AIM OF THE EXERCISE: All of the records are to be copied out exactly, with nothing left out.
(INPUT DATA begins)
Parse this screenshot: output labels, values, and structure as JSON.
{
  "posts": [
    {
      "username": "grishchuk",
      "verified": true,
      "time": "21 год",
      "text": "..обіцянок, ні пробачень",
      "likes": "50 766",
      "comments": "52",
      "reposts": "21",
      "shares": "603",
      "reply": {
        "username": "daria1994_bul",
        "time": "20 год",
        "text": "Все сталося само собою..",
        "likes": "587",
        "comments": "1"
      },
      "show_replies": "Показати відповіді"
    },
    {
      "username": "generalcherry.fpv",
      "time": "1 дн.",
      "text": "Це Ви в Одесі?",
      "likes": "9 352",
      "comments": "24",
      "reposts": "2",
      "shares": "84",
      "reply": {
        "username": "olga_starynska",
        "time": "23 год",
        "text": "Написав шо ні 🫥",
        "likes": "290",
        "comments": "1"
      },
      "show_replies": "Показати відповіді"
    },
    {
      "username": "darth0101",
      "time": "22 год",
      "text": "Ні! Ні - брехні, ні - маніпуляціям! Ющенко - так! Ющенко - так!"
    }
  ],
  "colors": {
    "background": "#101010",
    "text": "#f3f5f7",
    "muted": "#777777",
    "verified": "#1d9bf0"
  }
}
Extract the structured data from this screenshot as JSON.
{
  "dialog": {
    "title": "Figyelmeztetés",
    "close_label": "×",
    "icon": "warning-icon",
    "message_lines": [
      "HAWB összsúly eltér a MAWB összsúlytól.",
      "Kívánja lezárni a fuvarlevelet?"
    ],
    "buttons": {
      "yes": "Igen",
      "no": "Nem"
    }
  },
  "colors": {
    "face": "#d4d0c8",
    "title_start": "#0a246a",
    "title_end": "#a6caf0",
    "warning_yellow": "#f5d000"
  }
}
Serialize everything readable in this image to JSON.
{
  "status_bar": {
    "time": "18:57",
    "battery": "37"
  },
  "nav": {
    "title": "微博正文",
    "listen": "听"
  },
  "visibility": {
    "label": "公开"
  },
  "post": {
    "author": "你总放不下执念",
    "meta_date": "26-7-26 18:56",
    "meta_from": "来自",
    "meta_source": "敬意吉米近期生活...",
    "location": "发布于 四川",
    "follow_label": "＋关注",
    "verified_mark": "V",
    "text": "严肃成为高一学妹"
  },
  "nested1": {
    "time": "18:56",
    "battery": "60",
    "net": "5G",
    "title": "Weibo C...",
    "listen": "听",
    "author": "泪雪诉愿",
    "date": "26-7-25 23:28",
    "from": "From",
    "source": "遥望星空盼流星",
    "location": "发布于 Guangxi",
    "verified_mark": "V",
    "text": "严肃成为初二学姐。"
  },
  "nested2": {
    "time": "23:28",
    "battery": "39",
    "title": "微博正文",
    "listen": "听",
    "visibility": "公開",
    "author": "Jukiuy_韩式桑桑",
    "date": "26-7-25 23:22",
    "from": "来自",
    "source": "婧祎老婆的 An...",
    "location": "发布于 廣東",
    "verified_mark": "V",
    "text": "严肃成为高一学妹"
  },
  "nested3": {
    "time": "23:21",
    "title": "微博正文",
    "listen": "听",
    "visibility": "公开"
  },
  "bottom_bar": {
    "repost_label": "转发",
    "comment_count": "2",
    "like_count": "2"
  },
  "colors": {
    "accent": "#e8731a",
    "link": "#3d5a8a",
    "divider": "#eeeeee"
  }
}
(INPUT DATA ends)
TASK OUTPUT:
Parse this screenshot: output labels, values, and structure as JSON.
{
  "posts": [
    {
      "username": "grishchuk",
      "verified": true,
      "time": "21 год",
      "text": "..обіцянок, ні пробачень",
      "likes": "50 766",
      "comments": "52",
      "reposts": "21",
      "shares": "603",
      "reply": {
        "username": "daria1994_bul",
        "time": "20 год",
        "text": "Все сталося само собою..",
        "likes": "587",
        "comments": "1"
      },
      "show_replies": "Показати відповіді"
    },
    {
      "username": "generalcherry.fpv",
      "time": "1 дн.",
      "text": "Це Ви в Одесі?",
      "likes": "9 352",
      "comments": "24",
      "reposts": "2",
      "shares": "84",
      "reply": {
        "username": "olga_starynska",
        "time": "23 год",
        "text": "Написав шо ні 🫥",
        "likes": "290",
        "comments": "1"
      },
      "show_replies": "Показати відповіді"
    },
    {
      "username": "darth0101",
      "time": "22 год",
      "text": "Ні! Ні - брехні, ні - маніпуляціям! Ющенко - так! Ющенко - так!"
    }
  ],
  "colors": {
    "background": "#101010",
    "text": "#f3f5f7",
    "muted": "#777777",
    "verified": "#1d9bf0"
  }
}
Extract the structured data from this screenshot as JSON.
{
  "dialog": {
    "title": "Figyelmeztetés",
    "close_label": "×",
    "icon": "warning-icon",
    "message_lines": [
      "HAWB összsúly eltér a MAWB összsúlytól.",
      "Kívánja lezárni a fuvarlevelet?"
    ],
    "buttons": {
      "yes": "Igen",
      "no": "Nem"
    }
  },
  "colors": {
    "face": "#d4d0c8",
    "title_start": "#0a246a",
    "title_end": "#a6caf0",
    "warning_yellow": "#f5d000"
  }
}
Serialize everything readable in this image to JSON.
{
  "status_bar": {
    "time": "18:57",
    "battery": "37"
  },
  "nav": {
    "title": "微博正文",
    "listen": "听"
  },
  "visibility": {
    "label": "公开"
  },
  "post": {
    "author": "你总放不下执念",
    "meta_date": "26-7-26 18:56",
    "meta_from": "来自",
    "meta_source": "敬意吉米近期生活...",
    "location": "发布于 四川",
    "follow_label": "＋关注",
    "verified_mark": "V",
    "text": "严肃成为高一学妹"
  },
  "nested1": {
    "time": "18:56",
    "battery": "60",
    "net": "5G",
    "title": "Weibo C...",
    "listen": "听",
    "author": "泪雪诉愿",
    "date": "26-7-25 23:28",
    "from": "From",
    "source": "遥望星空盼流星",
    "location": "发布于 Guangxi",
    "verified_mark": "V",
    "text": "严肃成为初二学姐。"
  },
  "nested2": {
    "time": "23:28",
    "battery": "39",
    "title": "微博正文",
    "listen": "听",
    "visibility": "公開",
    "author": "Jukiuy_韩式桑桑",
    "date": "26-7-25 23:22",
    "from": "来自",
    "source": "婧祎老婆的 An...",
    "location": "发布于 廣東",
    "verified_mark": "V",
    "text": "严肃成为高一学妹"
  },
  "nested3": {
    "time": "23:21",
    "title": "微博正文",
    "listen": "听",
    "visibility": "公开"
  },
  "bottom_bar": {
    "repost_label": "转发",
    "comment_count": "2",
    "like_count": "2"
  },
  "colors": {
    "accent": "#e8731a",
    "link": "#3d5a8a",
    "divider": "#eeeeee"
  }
}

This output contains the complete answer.